Find every line below that contains the word "accent" and copy it out.

Records drawn from a dataset:
* * * * *
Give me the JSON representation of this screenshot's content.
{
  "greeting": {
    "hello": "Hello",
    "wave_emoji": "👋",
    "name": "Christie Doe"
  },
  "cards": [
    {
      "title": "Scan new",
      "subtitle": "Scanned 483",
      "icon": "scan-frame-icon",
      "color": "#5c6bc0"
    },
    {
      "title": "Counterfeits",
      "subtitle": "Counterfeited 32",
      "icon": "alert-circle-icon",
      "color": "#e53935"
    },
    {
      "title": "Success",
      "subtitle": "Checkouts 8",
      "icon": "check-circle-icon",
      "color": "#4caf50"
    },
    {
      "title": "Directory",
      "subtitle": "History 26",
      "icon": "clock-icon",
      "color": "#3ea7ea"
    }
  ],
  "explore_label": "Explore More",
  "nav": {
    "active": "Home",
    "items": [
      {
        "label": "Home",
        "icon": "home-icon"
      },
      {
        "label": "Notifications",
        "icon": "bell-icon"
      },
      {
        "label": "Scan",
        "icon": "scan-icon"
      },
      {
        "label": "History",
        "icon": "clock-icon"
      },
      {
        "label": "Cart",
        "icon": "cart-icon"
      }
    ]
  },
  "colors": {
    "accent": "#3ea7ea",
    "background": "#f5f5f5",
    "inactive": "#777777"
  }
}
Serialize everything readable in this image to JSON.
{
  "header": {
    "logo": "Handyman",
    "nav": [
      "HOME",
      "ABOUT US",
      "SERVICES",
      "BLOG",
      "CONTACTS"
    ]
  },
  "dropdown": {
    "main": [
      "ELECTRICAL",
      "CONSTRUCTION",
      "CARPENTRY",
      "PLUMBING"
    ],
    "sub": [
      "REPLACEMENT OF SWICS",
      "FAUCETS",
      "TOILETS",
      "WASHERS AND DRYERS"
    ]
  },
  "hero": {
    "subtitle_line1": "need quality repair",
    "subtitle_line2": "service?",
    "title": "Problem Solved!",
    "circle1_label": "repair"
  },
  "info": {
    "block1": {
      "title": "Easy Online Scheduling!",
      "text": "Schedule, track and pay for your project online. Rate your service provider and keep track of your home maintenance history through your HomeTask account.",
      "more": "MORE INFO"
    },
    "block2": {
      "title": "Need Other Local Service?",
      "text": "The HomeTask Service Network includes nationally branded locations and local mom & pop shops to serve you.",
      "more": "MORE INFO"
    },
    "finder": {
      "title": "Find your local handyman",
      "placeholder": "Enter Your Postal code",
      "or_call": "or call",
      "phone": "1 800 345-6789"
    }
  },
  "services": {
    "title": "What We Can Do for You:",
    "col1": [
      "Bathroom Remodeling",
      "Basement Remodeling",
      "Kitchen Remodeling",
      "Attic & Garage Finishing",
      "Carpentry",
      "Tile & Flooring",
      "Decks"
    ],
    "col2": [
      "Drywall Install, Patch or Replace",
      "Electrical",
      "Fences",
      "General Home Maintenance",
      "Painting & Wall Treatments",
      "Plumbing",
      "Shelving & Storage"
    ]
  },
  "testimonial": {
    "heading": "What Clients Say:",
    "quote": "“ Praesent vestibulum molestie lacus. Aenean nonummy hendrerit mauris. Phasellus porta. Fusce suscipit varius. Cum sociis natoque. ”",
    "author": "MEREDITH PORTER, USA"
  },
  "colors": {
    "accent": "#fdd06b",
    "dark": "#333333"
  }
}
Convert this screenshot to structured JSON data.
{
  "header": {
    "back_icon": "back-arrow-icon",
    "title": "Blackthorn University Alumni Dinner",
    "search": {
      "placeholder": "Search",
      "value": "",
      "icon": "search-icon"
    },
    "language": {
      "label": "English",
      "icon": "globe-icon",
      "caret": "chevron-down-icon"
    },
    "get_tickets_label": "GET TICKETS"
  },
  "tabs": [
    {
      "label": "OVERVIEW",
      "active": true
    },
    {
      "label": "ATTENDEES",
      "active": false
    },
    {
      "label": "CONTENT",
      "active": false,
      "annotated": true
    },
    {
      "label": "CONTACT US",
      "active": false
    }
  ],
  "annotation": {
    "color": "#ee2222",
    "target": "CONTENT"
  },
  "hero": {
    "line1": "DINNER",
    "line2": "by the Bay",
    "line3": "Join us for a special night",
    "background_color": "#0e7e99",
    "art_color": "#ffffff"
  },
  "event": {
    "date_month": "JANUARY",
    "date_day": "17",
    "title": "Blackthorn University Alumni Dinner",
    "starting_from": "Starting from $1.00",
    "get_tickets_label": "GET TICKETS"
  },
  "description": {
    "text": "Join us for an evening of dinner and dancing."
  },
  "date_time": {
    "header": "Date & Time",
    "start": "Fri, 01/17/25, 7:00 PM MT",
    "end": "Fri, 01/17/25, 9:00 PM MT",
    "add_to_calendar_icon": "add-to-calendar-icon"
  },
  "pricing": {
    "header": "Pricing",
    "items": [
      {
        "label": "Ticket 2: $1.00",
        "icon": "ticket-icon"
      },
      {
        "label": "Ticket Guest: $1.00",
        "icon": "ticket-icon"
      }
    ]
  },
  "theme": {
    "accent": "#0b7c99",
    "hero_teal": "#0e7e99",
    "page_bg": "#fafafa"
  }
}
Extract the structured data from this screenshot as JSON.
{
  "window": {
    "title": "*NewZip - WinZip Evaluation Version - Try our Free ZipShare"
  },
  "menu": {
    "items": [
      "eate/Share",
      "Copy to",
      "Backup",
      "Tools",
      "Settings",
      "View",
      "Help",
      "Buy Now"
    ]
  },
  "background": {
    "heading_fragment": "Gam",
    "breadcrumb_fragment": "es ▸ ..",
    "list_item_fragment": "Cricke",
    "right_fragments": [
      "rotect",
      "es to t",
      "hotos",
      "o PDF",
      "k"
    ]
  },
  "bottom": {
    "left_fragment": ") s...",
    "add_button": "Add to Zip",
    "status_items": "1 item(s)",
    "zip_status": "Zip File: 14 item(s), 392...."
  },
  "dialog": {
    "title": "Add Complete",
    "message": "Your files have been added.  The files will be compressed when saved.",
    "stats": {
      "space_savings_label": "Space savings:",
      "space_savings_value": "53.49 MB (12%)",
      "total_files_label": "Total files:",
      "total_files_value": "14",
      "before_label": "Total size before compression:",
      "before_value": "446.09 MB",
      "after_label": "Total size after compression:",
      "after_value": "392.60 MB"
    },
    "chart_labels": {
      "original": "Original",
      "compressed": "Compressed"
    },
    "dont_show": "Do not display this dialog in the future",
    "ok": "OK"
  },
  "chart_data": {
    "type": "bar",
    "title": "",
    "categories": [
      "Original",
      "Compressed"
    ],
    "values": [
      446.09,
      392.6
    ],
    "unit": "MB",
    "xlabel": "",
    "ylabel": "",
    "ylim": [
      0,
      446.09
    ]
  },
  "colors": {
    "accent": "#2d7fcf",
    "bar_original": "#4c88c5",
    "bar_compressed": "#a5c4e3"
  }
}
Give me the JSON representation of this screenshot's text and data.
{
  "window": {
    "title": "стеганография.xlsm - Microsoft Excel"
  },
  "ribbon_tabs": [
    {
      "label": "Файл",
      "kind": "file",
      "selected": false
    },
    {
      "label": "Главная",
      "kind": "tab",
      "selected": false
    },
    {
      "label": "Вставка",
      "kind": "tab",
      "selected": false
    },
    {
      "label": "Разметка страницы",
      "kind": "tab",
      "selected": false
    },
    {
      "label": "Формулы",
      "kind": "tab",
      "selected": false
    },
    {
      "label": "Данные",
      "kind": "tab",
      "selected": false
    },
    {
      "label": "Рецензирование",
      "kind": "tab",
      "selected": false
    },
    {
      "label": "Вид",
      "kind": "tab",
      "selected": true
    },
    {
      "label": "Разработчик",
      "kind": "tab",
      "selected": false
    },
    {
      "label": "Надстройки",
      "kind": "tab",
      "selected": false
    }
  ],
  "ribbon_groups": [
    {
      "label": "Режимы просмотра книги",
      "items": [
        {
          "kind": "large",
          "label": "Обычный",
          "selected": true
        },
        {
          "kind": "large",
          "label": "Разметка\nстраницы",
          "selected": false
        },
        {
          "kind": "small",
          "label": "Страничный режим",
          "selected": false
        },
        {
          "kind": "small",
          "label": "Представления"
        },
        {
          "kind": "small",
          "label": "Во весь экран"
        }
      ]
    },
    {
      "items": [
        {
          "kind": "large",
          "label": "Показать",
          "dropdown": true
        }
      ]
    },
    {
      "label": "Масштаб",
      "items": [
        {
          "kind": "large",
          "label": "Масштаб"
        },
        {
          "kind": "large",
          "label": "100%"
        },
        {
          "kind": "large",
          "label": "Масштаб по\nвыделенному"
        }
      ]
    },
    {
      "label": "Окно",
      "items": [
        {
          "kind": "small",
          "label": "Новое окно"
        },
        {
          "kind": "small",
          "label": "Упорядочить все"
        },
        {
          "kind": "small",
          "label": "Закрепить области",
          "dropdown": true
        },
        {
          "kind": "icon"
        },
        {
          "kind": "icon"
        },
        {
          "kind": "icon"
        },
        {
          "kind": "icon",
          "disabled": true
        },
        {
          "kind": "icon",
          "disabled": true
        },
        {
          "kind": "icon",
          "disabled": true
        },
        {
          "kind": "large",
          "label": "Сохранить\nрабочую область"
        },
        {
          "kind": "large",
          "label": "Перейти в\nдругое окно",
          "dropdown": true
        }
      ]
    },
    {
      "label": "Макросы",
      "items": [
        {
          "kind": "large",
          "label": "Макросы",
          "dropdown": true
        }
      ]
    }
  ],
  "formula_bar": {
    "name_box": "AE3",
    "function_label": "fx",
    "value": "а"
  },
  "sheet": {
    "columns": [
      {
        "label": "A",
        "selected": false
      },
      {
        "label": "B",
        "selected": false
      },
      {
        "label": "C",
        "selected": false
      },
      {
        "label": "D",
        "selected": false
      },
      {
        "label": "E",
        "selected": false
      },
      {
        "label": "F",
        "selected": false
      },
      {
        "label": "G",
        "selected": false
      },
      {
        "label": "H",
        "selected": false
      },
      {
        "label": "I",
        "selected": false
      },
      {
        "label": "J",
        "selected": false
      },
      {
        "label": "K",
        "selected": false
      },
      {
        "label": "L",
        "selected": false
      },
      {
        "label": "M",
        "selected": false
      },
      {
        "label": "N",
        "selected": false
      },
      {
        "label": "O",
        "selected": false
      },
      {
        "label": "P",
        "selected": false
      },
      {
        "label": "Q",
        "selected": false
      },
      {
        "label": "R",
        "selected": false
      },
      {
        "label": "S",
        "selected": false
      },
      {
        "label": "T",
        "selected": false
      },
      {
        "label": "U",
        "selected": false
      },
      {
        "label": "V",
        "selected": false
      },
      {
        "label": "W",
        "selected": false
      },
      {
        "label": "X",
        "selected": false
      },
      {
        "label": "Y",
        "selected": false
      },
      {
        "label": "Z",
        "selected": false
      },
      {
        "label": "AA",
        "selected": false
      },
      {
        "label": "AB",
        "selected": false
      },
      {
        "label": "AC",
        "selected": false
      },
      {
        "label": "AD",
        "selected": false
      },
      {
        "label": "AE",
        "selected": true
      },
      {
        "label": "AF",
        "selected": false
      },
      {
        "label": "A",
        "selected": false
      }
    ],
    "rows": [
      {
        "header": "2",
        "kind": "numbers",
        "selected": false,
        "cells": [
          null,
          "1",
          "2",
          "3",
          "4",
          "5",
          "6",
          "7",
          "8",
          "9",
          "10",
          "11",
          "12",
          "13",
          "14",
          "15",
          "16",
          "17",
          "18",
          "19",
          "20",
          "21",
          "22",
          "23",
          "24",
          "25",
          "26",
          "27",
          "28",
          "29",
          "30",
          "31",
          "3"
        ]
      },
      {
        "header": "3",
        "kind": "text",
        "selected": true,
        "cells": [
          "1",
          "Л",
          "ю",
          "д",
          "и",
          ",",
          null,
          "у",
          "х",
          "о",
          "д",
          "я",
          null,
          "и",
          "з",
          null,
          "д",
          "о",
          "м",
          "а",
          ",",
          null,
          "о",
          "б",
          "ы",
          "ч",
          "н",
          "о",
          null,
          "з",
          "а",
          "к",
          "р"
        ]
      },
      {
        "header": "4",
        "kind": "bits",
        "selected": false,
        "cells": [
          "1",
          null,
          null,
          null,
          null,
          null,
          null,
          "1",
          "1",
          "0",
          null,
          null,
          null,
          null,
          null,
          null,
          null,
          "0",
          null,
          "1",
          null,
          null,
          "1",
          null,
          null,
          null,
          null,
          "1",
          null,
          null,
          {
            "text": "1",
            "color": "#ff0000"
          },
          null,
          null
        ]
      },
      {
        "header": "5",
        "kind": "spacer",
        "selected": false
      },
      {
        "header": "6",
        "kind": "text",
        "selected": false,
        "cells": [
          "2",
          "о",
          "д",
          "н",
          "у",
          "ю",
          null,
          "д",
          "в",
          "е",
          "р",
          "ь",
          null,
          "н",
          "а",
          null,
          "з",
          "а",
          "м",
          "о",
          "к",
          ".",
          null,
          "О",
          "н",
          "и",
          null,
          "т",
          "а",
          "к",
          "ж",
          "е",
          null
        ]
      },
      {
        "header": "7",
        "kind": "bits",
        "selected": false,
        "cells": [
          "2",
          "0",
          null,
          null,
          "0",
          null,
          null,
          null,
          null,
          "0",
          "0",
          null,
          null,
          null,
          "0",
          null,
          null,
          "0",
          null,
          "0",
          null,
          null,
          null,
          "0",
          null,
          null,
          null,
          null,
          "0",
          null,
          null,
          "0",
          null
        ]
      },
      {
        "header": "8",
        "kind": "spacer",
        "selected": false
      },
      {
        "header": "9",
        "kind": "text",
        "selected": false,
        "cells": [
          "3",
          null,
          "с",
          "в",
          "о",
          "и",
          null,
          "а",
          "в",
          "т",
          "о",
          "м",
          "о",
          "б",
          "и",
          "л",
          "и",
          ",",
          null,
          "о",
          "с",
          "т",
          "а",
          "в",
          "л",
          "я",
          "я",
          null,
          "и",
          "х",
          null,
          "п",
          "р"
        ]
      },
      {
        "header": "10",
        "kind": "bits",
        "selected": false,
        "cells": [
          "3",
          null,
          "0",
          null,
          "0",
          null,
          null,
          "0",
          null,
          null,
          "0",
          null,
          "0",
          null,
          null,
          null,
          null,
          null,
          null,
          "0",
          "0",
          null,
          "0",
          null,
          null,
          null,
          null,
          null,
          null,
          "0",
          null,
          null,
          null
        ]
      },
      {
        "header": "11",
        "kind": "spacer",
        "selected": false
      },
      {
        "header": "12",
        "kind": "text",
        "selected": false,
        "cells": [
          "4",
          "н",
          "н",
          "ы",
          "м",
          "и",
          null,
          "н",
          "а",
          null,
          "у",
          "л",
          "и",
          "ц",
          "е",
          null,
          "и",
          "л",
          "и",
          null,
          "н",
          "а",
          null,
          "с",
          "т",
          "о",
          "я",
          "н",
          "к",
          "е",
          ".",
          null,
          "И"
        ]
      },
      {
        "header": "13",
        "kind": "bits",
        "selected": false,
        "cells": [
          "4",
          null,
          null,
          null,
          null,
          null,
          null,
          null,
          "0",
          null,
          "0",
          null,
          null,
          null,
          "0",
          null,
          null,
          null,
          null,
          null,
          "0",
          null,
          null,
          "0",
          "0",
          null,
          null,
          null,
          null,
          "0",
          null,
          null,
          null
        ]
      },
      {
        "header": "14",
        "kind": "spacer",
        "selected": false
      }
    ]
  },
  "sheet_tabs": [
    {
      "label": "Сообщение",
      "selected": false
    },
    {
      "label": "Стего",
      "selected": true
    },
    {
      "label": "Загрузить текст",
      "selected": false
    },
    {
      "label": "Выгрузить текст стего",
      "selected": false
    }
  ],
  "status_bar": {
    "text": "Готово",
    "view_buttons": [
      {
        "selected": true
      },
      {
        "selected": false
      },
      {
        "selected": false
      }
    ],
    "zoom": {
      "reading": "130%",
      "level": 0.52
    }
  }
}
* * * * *
→ **Solution to the exercise**
    "accent": "#3ea7ea",
    "accent": "#fdd06b",
    "accent": "#0b7c99",
    "accent": "#2d7fcf",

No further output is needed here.